The findings of Kang et al (2016) are well worth reading. They highlight the importance of arm swing and contralateral leg movement for balance and gait. This study will hopefully pave the way for further research on regular NW which in my opinion may be safer for independent use than NTT and more cost effective in a clinical setting. NW is an exciting new treatment approach that has the potential to promote active living for those on the road to recovery. For the abstract and my comments, go to Journal Club 2017. You can access this article at https://www.ncbi.nlm.nih.gov/pubmed/26796052
July 2017: Livingston-Thomas et al. (2016) Exercise and environmental enrichment of task-specific neuroplasticity and stroke recovery. Neurotherapeutics, 13, 395-402. DOI 10.1007/s13311-016-0423-9
Earlier this week I was in Melbourne running a 2-Day Neuroplasticity workshop. My thanks to all those who attended – such an enervating and inspiring group of therapists. Two of the issues we discussed were firstly, the fact that neuroplasticity is an “umbrella term” that includes both brain reorganization and neurogenesis; and secondly, the fact that some of the neuroplasticity literature can be really difficult to read and comprehend. Its important that we don’t allow this difficulty to prevent us from understanding neuroplasticity because, after the first few hours post-stroke, it is foundational to all recovery in all people diagnosed with all strokes.
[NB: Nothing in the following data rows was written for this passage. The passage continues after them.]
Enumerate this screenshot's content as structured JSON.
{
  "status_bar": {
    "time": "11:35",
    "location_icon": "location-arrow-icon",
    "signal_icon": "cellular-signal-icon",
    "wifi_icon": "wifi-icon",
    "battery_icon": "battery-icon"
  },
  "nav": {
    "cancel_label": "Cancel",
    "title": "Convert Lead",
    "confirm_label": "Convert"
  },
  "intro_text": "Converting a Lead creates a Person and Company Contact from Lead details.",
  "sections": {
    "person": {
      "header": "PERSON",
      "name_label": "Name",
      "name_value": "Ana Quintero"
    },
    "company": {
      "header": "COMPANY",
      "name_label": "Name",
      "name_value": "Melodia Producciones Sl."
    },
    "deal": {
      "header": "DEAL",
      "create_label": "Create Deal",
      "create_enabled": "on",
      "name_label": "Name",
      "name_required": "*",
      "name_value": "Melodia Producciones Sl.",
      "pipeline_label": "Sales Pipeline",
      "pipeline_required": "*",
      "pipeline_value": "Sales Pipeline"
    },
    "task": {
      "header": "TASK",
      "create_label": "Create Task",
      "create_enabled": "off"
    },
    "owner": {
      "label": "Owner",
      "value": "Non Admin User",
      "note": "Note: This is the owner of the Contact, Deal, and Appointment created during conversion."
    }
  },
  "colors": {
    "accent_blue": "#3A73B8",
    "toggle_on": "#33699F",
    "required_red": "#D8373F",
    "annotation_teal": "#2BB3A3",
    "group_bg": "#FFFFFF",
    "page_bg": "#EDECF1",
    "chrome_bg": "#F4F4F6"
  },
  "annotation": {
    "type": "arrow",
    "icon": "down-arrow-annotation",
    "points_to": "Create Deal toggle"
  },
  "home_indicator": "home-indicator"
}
This article explores neuroplasticity from more of a neurogenesis perspective. Sure, it is hard to read, but not impossible to understand. What I reckon these authors give us, is an intriguing review of the literature relating to two of the most contemporary issues in stroke recovery; physical activity and an enriched environment. This is well worth reading, and yes, it may take some extra concentration! You’ll find “Humble Opinion” in its usual place under this topic on the 2017 Journal Club page.
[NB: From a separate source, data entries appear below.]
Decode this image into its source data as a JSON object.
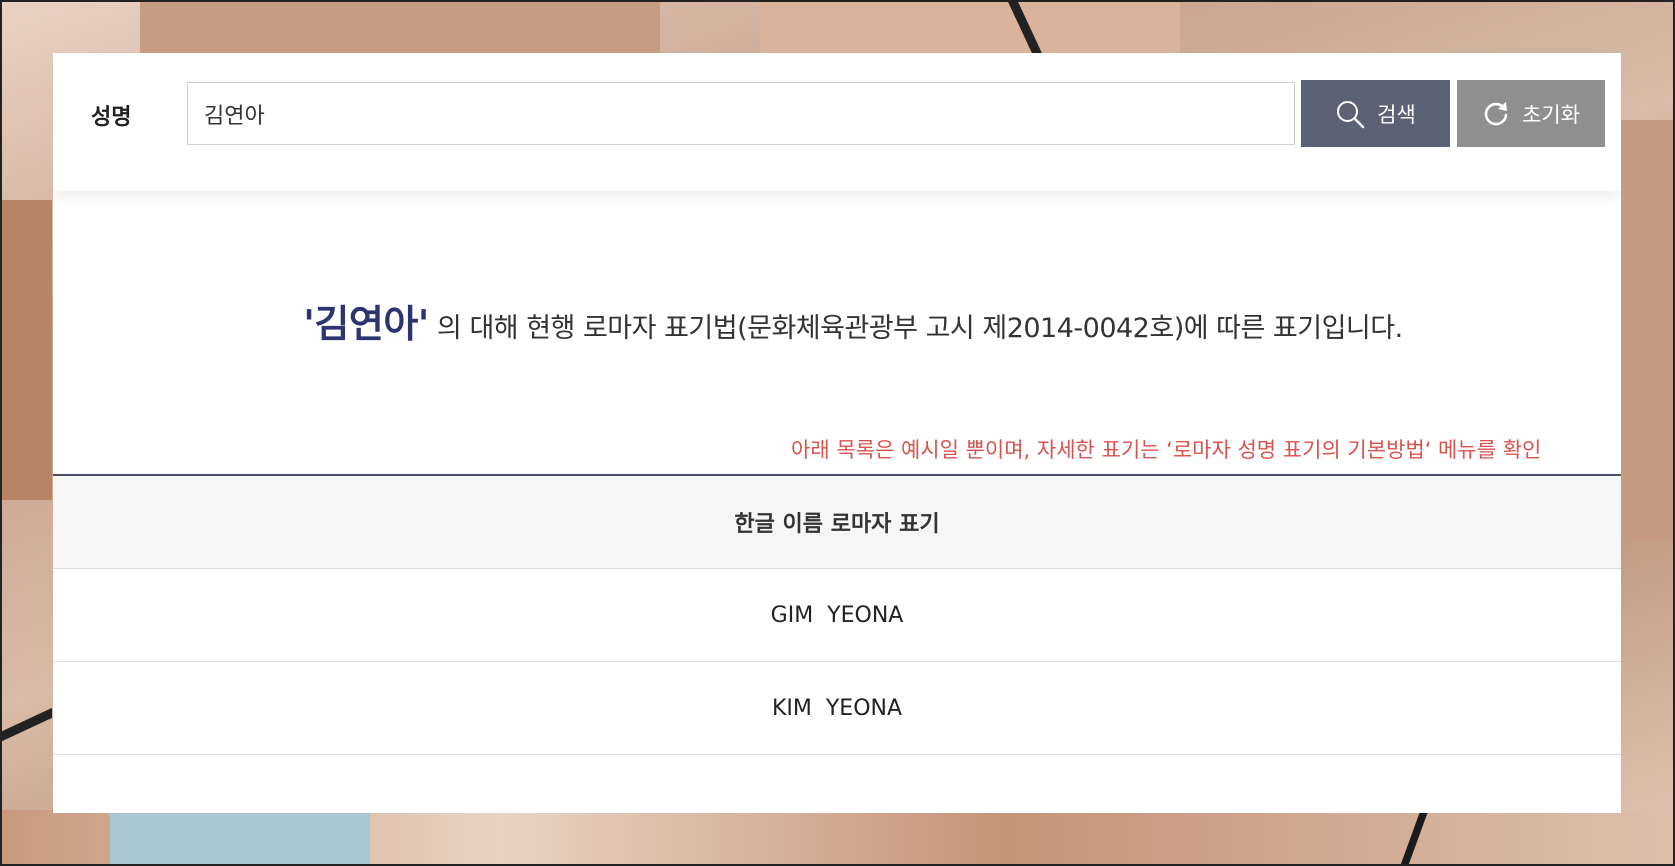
{
  "search": {
    "label": "성명",
    "value": "김연아",
    "search_button_label": "검색",
    "reset_button_label": "초기화"
  },
  "result": {
    "name_quoted": "'김연아'",
    "message_rest": " 의 대해 현행 로마자 표기법(문화체육관광부 고시 제2014-0042호)에 따른 표기입니다.",
    "notice": "아래 목록은 예시일 뿐이며, 자세한 표기는 ‘로마자 성명 표기의 기본방법‘ 메뉴를 확인"
  },
  "table": {
    "header": "한글 이름 로마자 표기",
    "rows": [
      "GIM  YEONA",
      "KIM  YEONA"
    ]
  },
  "colors": {
    "accent_name": "#2d3470",
    "notice": "#d9534f",
    "search_button": "#5c6276",
    "reset_button": "#8f8f8f"
  },
  "icons": {
    "search_button_icon": "search-icon",
    "reset_button_icon": "refresh-icon"
  }
}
Just to give you the “heads-up”, I reckon my book will be released in August. It’s titled (surprise, surprise!!) Changing Stroke: Radical Rethink of Recovery.